In the latest American Scientist, I came across a book review of Paul Davies’ new book The Eerie Silence. It’s another take on the old Fermi Paradox that bedevils the SETI crowd. Very briefly, it goes like this: if aliens exist, where are they? It sounds flip, but the more you pick at it, the more you realize it’s a significant puzzle. Shouldn’t we at least be able to detect other civilizations, since they’ve had ten billion years or so to get busy? You’d have to guess that we’re arriving late to the party. Only… where is everybody?
In this context, Davies touches on the concept of the Great Filter (which I’ve discussed before). The idea here is that, gosh darn it, intelligent life IS rare. And why? Here’s a quote from the review:
… given that we don’t see any evidence that other intelligent creatures have taken over big chunks of the cosmos, some Great Filter must be operating to prevent life from evolving to the point of colonizing our galaxy. […] Perhaps we’ve already made it through the Great Filter and will go on to colonize the visible universe ourselves. But it may be the case that civilizations as advanced as ours typically go on to destroy themselves before they reach the star-hopping phase, and that we have a Great Filter in our future.
This is why I’m interested in the the Doppelgänger Distance. It’s the distance from earth at which, given our current technology, we could hear the noise made by an exact copy of the current earth, assuming this noise was arriving right now (i.e. don’t worry about the time of transit). The Doppelgänger Distance could grow with either the sensitivity of our ears or the noise of our voices. Assume the listener knows where to listen, but the speaker is making no special attempt to be heard.
As the Doppelgänger Distance gets larger, we can feel better and better about having passed through the Great Filter. This is because, even if we are eventually so foolish as to do ourselves in, at least we will have rocked the neighborhood (which neighborhood being our Twin-o-Sphere, or the spherical volume for which the the Doppelgänger Distance is the radius). Someone clever in the vicinity will have heard us. And more importantly, we will have heard them. So: if we don’t hear anybody at all, then maybe we’re the first. Which would place the Great Filter behind us (in all likelihood).
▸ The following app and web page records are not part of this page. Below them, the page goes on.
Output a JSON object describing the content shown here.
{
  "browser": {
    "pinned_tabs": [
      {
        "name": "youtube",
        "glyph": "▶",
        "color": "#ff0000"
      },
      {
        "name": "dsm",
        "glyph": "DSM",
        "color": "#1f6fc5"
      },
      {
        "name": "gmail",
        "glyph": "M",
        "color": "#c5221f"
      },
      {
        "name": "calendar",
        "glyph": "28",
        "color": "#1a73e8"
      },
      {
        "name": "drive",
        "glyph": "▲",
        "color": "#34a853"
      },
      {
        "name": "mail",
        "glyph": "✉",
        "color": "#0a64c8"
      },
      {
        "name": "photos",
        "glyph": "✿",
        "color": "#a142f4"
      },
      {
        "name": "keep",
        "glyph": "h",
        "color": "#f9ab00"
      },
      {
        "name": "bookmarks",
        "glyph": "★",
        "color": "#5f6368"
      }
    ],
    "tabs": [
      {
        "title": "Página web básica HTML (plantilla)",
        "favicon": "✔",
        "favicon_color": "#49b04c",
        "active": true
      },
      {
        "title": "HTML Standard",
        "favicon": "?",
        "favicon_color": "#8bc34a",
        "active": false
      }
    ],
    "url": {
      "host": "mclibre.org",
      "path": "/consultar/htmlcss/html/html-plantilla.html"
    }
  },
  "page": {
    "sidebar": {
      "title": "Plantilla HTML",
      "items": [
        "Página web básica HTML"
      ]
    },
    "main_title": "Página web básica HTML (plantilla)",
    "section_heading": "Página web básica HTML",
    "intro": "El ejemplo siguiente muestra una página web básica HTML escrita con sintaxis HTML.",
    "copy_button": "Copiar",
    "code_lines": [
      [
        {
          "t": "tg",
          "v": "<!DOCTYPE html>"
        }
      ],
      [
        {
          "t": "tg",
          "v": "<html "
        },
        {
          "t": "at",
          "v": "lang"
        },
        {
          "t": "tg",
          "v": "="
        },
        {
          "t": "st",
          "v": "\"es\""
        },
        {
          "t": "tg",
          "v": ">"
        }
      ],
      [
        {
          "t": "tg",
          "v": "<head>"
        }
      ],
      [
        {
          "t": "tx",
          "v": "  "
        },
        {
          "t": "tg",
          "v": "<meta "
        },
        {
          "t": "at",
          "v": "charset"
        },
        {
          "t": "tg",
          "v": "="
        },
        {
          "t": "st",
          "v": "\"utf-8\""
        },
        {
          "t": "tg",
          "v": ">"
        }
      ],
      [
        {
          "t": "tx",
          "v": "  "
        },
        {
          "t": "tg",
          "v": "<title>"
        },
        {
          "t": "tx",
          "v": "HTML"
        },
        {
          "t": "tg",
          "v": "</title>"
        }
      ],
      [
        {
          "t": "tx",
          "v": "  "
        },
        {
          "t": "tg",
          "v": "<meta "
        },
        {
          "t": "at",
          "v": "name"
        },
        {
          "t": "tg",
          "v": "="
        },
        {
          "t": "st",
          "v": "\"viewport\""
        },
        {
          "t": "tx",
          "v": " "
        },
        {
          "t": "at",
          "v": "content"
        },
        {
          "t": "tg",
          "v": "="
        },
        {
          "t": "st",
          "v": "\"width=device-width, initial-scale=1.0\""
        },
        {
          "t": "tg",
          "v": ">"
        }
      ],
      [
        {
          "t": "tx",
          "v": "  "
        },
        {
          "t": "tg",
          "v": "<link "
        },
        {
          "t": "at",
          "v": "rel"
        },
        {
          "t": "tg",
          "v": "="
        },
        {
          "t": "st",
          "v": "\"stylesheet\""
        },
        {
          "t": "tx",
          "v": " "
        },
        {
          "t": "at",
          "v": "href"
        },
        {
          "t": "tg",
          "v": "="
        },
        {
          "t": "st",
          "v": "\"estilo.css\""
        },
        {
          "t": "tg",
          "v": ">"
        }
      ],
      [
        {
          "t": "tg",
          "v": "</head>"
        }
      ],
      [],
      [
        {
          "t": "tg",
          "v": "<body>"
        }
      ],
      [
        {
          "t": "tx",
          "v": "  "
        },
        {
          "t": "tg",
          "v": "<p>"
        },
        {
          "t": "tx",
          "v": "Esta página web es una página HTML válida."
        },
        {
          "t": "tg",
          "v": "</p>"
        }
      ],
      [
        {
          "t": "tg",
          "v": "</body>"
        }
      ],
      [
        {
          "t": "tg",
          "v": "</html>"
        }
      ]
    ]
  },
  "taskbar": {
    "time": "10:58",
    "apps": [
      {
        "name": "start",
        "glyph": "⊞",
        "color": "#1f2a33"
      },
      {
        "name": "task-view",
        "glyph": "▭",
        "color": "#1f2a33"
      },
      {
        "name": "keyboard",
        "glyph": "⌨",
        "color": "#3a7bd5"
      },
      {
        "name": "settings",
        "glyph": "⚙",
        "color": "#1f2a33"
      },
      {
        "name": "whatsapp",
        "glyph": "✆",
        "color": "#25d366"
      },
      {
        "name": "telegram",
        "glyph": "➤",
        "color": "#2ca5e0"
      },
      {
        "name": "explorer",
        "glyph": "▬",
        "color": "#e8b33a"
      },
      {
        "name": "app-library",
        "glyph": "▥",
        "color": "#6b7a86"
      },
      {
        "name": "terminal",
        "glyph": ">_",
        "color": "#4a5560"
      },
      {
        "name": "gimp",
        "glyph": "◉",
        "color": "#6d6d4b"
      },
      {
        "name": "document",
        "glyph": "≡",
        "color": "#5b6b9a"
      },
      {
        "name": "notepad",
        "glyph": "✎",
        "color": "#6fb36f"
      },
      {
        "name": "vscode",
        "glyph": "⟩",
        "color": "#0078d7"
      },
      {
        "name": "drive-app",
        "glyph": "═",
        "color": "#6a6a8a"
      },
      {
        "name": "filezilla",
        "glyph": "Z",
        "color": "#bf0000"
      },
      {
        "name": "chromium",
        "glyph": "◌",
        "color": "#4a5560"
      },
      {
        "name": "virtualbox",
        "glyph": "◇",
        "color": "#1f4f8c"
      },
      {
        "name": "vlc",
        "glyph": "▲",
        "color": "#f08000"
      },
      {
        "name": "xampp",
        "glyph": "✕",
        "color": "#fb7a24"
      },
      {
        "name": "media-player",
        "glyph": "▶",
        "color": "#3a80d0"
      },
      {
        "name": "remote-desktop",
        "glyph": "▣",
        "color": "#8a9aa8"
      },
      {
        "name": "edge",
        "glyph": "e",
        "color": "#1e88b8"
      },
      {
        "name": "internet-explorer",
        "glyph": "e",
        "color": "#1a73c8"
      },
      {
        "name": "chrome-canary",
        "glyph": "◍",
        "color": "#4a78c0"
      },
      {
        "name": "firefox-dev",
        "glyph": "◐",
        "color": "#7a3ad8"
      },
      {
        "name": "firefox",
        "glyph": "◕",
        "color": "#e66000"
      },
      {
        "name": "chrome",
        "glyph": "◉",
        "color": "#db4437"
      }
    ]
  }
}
If we make it this far and then wipe ourselves out, that would totally suck.
One thought on “The Doppelgänger Distance”
I’ve seen that in a movie before, too!
All of this space talk is reminding me how much I loved sci fi movies from the 60’s, when effects weren’t special so they filled the movie with dialog.
Comments are closed.